All elevators in the main terminal, satellites and parking garage have braille and raised numerals inside. Additionally, all elevators have lowered control panels, floor-passing gongs, raised call buttons, braille on the doorjambs and directional arrows in the elevator lobbies.
There are two “pet potty” areas outside the Main Terminal. They are located outside baggage claim. The north area is outside of door #26, just past Carousel 16. It is a small sandy area to the left under the stairs. There is a large grassy area at the end of the parking lot on the south end (outside door #00) that is also equipped with bags for cleanup.
There is a pet relief area after security in Concourse B of the Main Terminal for assistance dogs.
Ken's Baggage and Storage on the Baggage Claim level offers wheelchair rentals.
Find out more here.
Seattle Yellow Cab operates to and from SEA. Download the App for easy booking.
Seattle's public transportation system is accessible.
The Link Light Rail trains run from Seattle/Tacoma International Airport to the University of Washington, making 13 stops along the way. There are spaces for wheelchairs and designated priority seating.
All Link stations are accessible, with elevators providing access from the street to underground.

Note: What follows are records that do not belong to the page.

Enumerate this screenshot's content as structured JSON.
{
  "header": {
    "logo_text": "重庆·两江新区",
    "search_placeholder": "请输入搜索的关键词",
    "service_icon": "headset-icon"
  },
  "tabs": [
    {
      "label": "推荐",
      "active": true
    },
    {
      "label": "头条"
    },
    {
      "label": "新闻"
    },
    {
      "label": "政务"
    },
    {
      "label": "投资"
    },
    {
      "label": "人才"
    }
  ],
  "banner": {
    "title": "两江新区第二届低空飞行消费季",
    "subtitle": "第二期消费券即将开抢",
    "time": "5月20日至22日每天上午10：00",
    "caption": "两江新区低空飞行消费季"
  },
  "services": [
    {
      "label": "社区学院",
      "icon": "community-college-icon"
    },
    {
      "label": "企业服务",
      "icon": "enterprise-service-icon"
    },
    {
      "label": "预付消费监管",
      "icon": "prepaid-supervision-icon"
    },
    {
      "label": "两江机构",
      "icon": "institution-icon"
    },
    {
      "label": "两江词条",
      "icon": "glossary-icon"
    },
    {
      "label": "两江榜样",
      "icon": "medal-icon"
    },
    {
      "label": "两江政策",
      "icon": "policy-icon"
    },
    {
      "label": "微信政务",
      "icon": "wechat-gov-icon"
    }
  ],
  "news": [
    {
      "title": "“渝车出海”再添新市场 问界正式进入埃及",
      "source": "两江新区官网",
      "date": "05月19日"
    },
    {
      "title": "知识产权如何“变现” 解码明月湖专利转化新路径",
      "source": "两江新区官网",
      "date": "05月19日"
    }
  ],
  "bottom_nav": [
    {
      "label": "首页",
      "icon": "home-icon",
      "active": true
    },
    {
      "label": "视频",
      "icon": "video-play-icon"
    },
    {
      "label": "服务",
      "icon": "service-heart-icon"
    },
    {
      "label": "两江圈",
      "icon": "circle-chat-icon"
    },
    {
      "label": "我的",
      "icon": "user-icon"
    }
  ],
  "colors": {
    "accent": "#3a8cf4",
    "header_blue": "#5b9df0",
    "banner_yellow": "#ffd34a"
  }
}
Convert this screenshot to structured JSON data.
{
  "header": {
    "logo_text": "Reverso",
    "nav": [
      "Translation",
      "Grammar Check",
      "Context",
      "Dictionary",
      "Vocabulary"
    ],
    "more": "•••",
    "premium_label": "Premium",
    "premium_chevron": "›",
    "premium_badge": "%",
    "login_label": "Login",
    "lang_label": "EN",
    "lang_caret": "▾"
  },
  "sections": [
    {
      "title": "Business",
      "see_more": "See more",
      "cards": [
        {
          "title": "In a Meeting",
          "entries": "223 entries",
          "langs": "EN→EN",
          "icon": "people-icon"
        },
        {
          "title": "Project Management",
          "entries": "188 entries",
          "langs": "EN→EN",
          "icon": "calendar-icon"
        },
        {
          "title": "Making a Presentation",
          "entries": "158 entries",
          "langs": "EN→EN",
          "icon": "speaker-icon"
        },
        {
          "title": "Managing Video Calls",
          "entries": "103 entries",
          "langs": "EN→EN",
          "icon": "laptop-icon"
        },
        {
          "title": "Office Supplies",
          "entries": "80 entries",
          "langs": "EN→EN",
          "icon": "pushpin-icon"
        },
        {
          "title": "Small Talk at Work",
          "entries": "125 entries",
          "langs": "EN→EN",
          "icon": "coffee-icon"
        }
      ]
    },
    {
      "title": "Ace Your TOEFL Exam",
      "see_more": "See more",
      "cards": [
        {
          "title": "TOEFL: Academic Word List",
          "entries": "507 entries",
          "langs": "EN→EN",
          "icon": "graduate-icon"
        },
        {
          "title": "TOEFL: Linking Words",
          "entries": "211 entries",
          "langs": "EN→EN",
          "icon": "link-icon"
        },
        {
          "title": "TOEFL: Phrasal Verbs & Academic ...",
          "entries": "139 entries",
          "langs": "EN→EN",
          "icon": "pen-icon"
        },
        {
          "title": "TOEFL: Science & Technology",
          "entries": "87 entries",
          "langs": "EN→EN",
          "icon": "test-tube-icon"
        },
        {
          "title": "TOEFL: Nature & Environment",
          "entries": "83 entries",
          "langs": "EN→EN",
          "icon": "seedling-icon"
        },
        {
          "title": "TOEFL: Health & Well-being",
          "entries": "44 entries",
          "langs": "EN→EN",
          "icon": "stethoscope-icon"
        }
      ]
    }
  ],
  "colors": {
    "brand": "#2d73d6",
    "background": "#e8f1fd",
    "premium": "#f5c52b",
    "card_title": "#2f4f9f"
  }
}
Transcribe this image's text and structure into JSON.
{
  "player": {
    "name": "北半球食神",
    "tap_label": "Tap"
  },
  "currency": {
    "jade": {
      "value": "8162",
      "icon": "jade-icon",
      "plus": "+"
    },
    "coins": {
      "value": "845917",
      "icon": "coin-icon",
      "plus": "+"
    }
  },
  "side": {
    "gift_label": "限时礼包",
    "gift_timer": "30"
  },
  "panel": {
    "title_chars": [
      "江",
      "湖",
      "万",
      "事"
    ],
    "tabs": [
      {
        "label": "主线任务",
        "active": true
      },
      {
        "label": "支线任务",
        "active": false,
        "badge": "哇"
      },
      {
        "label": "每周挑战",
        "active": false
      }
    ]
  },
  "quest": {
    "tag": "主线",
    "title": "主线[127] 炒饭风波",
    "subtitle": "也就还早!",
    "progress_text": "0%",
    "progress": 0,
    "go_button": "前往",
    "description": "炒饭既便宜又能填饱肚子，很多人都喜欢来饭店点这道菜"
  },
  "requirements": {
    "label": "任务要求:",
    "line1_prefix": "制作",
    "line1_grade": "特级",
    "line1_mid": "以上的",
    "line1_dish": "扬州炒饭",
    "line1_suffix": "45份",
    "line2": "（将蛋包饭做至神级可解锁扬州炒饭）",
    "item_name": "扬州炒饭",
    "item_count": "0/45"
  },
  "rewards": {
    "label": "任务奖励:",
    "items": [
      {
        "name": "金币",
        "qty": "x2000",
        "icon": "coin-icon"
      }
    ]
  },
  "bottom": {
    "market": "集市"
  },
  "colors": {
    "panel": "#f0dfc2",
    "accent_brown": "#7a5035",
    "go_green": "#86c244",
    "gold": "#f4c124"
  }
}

The city bus service is also fully accessible. Buses are equipped with kneeling capabilities, as well as wheelchair ramps or a wheelchair lift. Once on-board the bus, there are wheelchair securement areas with tie downs/straps.
The lift/ramp cannot be used at all stops. Use the trip planner to determine if the stop is accessible in advance.
The Streetcar is fully accessible with low floors and high platforms for a minimal gap between platform and streetcar. It also has ramps that automatically deploy once a button is pressed inside or outside the car. It also features audio and digital display stop announcements.
The streetcar runs every 10-15 minutes.
If you want to travel further afield, the public and private water taxis and ferries that operate to and from Seattle and the nearby islands in Puget Sound are wheelchair accessible.
Seattle is very hilly, but many of the worst offenders can be avoided with forward planning. Travel in all directions is fairly easy north of University Street, however, south of University Street, the streets and sidewalks become steep and hilly.
While most of the downtown sidewalks have curb ramps at the corners, they are less common in Pioneer Square. Navigating this historic district can be more challenging due to a variety of paving materials.
Download the city’s accessibility map here.
There is also an interactive accessibility map for Seattle, which is designed to “enable safe, accessible trip planning on pedestrian ways for people with limited mobility.” It includes street grade inclines, curb ramps, construction information, curb cuts and more. AccessMap can be found here.